Daniel Fackler, Claus Schnabel
Using a 50 percent sample of all establishments in the German private sector, we report that spinoffs are larger and initially employ more skilled and more experienced workers than other startups. Controlling for these and other differences, we find that spinoffs are less likely to exit than other startups. We show that in West and East Germany and in all sectors investigated pulled spinoffs (where the parent company continues after they are founded) generally have the lowest exit hazards, followed by pushed spinoffs (where the parent company stops operations). The difference between both types of spinoffs is particularly pronounced in the first three years. Contrary to expectations, intra-industry spinoffs are not found to have lower exit hazards in our sample.
State Aid in the Enlarged European Union. An Overview
Jens Hölscher, Nicole Nulsch, Johannes Stephan
In the early phase of transition that started with the 1990s, Central and Eastern European Countries pursued economic restructuring of the enterprise sector that involved massive injections of state support. Also foreign investment from the West and facilitation of the development of a market economy involved massive injections of state support. With their accession to the European Union (EU), levels and forms of state aid came under critical review by the European Commission. This inquiry investigates whether the integration of the new member states operates on a level playing field with respect to state aid. Quantitative and qualitative analysis is relied upon to answer this key, as well as other, related questions. Findings suggest that in recent years a level playing field across the EU has indeed emerged. State aid in the new EU member countries is rather handled more strictly than laxer compared to the ‘old’ EU countries.
Progressivity and Flexibility in Developing an Effective Competition Regime: Using Experiences of Poland, Ukraine, and South Africa for developing countries
Franz Kronthaler, Johannes Stephan
IWH Discussion Papers,
The paper discusses the role of the concept of special and differential treatment in the framework of regional trade agreements for the development of a competition regime.

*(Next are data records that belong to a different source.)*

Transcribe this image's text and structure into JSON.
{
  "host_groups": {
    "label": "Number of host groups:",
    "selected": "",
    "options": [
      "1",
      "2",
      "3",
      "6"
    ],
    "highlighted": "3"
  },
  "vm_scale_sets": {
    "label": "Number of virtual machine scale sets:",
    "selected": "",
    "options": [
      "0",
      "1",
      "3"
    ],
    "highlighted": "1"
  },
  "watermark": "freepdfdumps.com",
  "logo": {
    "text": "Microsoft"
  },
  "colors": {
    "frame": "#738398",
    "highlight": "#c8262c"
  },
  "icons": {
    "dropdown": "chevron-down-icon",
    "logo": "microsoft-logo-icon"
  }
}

After a discussion of the main characteristics and possible shortfalls of those concepts, three case countries are assessed in terms of their experience with progressivity, flexibility, and technical and financial assistance: Poland was led to align its competition laws to match the model of the EU. The Ukraine opted voluntarily for the European model, this despite its intense integration mainly with Russia. South Africa, a developing country that emerged from a highly segregated social fabric and an economy dominated by large conglomerates with concentrated ownership. All three countries enacted (or comprehensively reformed) their competition laws in an attempt to face the challenges of economic integration and catch up development on the one hand and particular social problems on the other. Hence, their experience may be pivotal for a variety of different developing countries who are in negotiations to include competition issues in regional trade agreements. The results suggest that the design of such competition issues have to reflect country-particularities to achieve an efficient competition regime.